== Dataset excerpts ==
•••••
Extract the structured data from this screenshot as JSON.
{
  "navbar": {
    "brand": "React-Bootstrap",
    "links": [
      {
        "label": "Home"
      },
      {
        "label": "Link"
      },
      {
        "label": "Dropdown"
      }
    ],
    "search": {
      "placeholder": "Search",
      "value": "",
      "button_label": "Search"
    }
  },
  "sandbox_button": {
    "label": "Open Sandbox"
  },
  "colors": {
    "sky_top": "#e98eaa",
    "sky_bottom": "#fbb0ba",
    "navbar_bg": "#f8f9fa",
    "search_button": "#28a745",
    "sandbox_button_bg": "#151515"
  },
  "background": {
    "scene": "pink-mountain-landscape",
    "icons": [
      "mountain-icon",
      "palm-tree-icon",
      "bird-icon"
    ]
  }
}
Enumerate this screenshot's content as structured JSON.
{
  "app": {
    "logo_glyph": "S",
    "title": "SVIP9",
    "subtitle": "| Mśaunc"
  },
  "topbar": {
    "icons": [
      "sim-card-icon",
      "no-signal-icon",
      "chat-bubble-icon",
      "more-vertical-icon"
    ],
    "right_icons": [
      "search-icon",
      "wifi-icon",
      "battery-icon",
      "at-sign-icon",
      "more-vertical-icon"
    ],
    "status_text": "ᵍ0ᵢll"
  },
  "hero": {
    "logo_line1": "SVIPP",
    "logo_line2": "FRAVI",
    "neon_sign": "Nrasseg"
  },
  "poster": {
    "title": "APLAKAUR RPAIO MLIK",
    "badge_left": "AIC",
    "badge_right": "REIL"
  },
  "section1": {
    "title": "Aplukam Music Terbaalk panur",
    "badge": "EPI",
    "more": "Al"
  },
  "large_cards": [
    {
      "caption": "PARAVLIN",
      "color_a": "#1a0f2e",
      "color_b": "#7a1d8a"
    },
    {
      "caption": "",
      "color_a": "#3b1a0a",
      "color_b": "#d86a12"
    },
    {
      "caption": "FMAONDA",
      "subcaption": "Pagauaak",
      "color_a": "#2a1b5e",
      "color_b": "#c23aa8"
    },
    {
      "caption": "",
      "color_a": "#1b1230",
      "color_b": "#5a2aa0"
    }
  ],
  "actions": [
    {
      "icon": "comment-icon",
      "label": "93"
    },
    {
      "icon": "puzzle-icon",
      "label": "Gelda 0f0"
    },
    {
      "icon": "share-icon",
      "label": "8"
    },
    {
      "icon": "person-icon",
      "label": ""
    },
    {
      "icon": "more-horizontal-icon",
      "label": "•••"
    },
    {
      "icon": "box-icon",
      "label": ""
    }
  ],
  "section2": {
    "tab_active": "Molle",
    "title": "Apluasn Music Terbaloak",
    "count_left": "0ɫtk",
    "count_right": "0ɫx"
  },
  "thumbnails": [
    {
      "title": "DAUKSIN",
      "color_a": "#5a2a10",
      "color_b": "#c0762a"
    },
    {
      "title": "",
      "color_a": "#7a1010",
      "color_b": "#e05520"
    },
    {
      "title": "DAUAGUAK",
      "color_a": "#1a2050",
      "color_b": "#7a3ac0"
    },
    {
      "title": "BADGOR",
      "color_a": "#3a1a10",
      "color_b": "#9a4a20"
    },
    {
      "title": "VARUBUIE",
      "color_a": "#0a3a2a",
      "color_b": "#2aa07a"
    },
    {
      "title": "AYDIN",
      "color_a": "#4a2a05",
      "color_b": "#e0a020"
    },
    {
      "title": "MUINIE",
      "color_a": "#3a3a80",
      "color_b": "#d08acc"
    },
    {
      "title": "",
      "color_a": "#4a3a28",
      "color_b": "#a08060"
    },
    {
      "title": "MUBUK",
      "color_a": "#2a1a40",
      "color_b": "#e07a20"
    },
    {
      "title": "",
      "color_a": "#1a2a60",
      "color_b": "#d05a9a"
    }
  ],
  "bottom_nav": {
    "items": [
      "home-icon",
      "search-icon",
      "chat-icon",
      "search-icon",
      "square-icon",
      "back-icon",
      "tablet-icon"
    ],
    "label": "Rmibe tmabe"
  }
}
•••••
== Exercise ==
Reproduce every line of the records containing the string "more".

== Answer to this task ==
      "more-vertical-icon"
      "more-vertical-icon"
    "more": "Al"
      "icon": "more-horizontal-icon",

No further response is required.